We normally think of stress in as the chronic, ongoing stress that continues for weeks on end, taking a toll on our body in the process. However, there are ways in which acute stress– that is, stress that only occurs during a short period of time, and then comes to an end– can actually benefit our bodies.
If you want to make a muscle stronger, use it more. If you want to grow more tolerant of an irritating or bothersome sensation or experience, step up to it. Face it. In time, it will bother you less.
Try playing a string instrument for the first time, and feel the intense pain from pushing down strings with your fingertips. Keep doing it and your body will adapt, even creating a callous as a protective response, just like woodworkers and carpenters have on their hands and dancers have on their feet. In other words, when you stress your body, typically it responds by being better able to tolerate that stress next time.
We are built to survive. If there’s anything I learned in my health and science classes, it’s that our bodies are built to adapt specifically in response to the stresses we experience. If we continually perform a certain movement, the muscles that perform that movement will become stronger and better suited to the task.
If we perform a new task repeatedly, we will get better at it, until it becomes second nature. Our nervous systems will change, and our mental map of this task will become more developed.
Our bodies crave the kind of challenge that we can rise to. As Neil says, “acute stress is adaptive. This makes sense. When we exercise – challenging our physical abilities – we are not just improving our bodies physically; we are also making changes in our nervous systems.”
So. How can people with chronic pain and health issues use acute stress to our advantage?
Neil suggests that we harness our body’s ability to grow and change in ways that can benefit us. By teaching our bodies to do new things, we can give our nervous systems something to process other than pain, and try to jump-start that healthy, adaptive response.
If pain has been preventing you from exercising, Neil suggests:
Create acute stress while limiting the chronic stress of a flare-up: Make a daily plan to try an activity (or part of an activity) you want to do, but do it while you do your very best to keep your breathing even, your body tension low (only use as much as you need for the activity), and your stress level as low as possible.
So basically: we stress our bodies– our nervous systems, in particular, but also our muscles– in new ways.
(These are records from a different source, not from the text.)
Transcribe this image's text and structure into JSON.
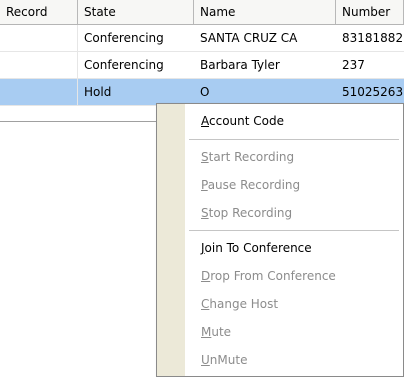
{
  "table": {
    "columns": [
      "Record",
      "State",
      "Name",
      "Number"
    ],
    "rows": [
      {
        "record": "",
        "state": "Conferencing",
        "name": "SANTA CRUZ  CA",
        "number": "83181882"
      },
      {
        "record": "",
        "state": "Conferencing",
        "name": "Barbara Tyler",
        "number": "237"
      },
      {
        "record": "",
        "state": "Hold",
        "name": "O",
        "number": "51025263"
      }
    ]
  },
  "context_menu": {
    "items": [
      {
        "label": "Account Code",
        "mnemonic": "A",
        "enabled": true
      },
      {
        "label": "Start Recording",
        "mnemonic": "S",
        "enabled": false
      },
      {
        "label": "Pause Recording",
        "mnemonic": "P",
        "enabled": false
      },
      {
        "label": "Stop Recording",
        "mnemonic": "S",
        "enabled": false
      },
      {
        "label": "Join To Conference",
        "mnemonic": "J",
        "enabled": true
      },
      {
        "label": "Drop From Conference",
        "mnemonic": "D",
        "enabled": false
      },
      {
        "label": "Change Host",
        "mnemonic": "C",
        "enabled": false
      },
      {
        "label": "Mute",
        "mnemonic": "M",
        "enabled": false
      },
      {
        "label": "UnMute",
        "mnemonic": "U",
        "enabled": false
      }
    ]
  },
  "colors": {
    "selection": "#a8ccf2",
    "disabled_text": "#8c8c8c",
    "menu_gutter": "#ece9d8"
  }
}
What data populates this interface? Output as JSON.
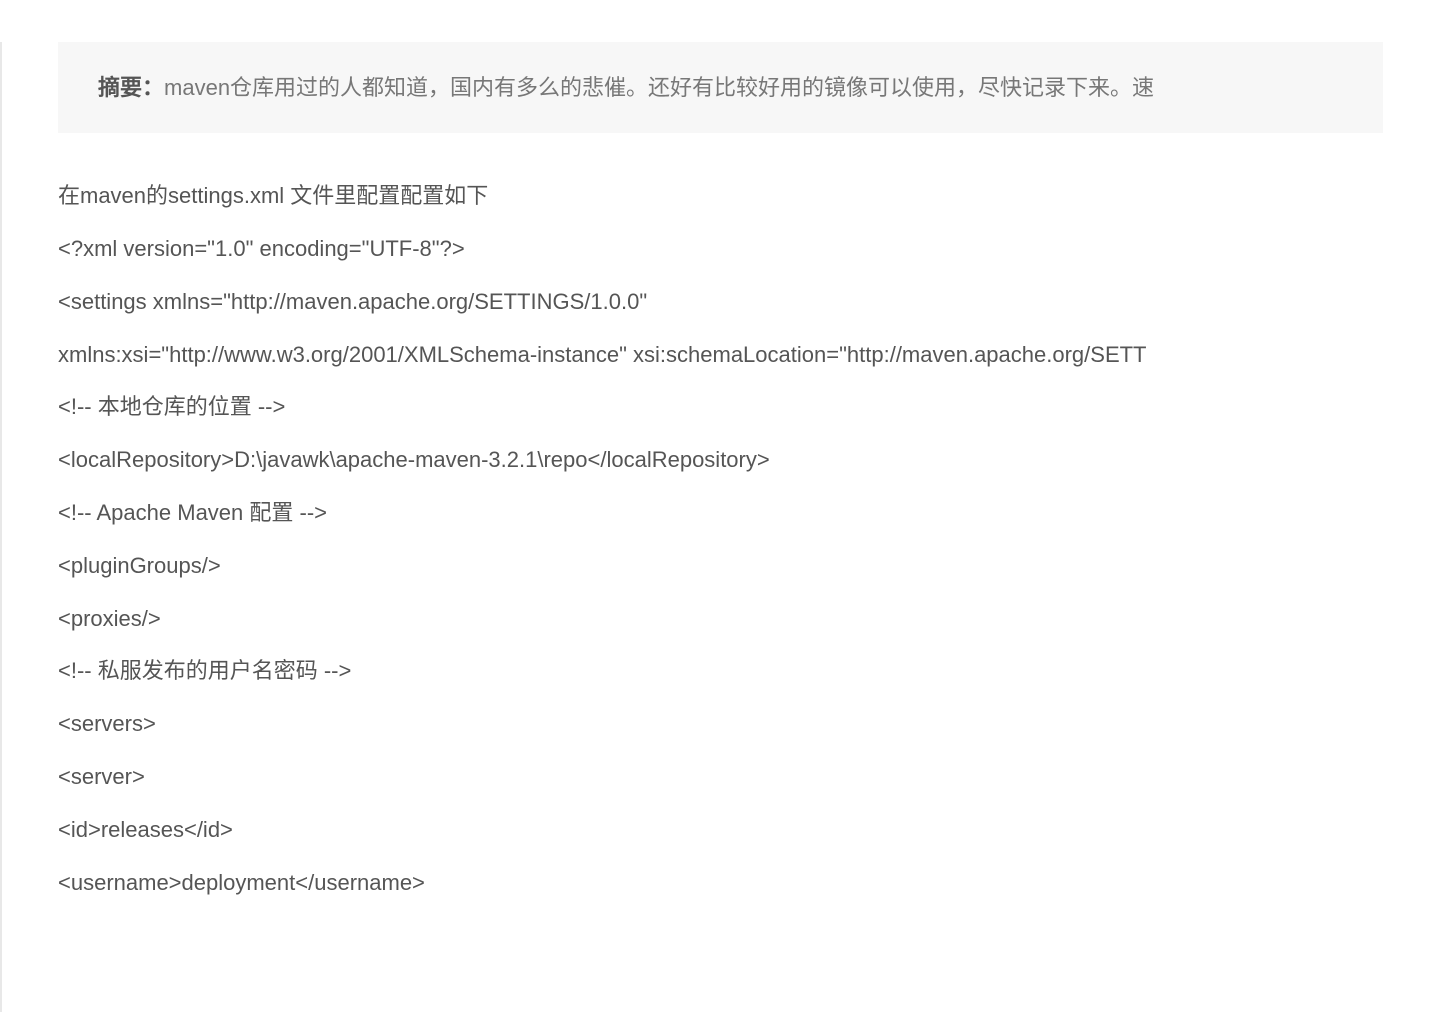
{
  "abstract": {
    "label": "摘要：",
    "text": "maven仓库用过的人都知道，国内有多么的悲催。还好有比较好用的镜像可以使用，尽快记录下来。速"
  },
  "lines": [
    "在maven的settings.xml 文件里配置配置如下",
    "<?xml version=\"1.0\" encoding=\"UTF-8\"?>",
    "<settings xmlns=\"http://maven.apache.org/SETTINGS/1.0.0\"",
    "xmlns:xsi=\"http://www.w3.org/2001/XMLSchema-instance\" xsi:schemaLocation=\"http://maven.apache.org/SETT",
    "<!-- 本地仓库的位置 -->",
    "<localRepository>D:\\javawk\\apache-maven-3.2.1\\repo</localRepository>",
    "<!-- Apache Maven 配置 -->",
    "<pluginGroups/>",
    "<proxies/>",
    "<!-- 私服发布的用户名密码 -->",
    "<servers>",
    "<server>",
    "<id>releases</id>",
    "<username>deployment</username>"
  ]
}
But we make sure we are in the right place, mentally and physiologically, while we do it, by proactively taking steps to keep our nervous systems from going into fight or flight mode.
There’s even more in Neil’s article. He talks about some of the positive effects of stress and exercise on the brain– how chronic pain can dim these effects, but how the techniques he suggest might present a way around that. Definitely check it out!
All this talk about the positive aspects of stress reminds me of health psychologist Kelly McGonigal’s excellent TED talk on “How to Make Stress Your Friend.” I’ve posted about it on my blog before, because it’s just really so great.
In this talk, McGonigal explains more about how stress can actually be a healthy motivator, seeking us to reach out to others and form social supports, and also spurring us on to create meaning in our lives. She also suggests that when we learn to view stress as a potentially positive factor, it can actually limit some of the negative effects we normally assume stress will have on us.
There’s so much more to say, but for now, I think I’ll let you check these two resources out! Happy reading/Youtubing– let me know what you think!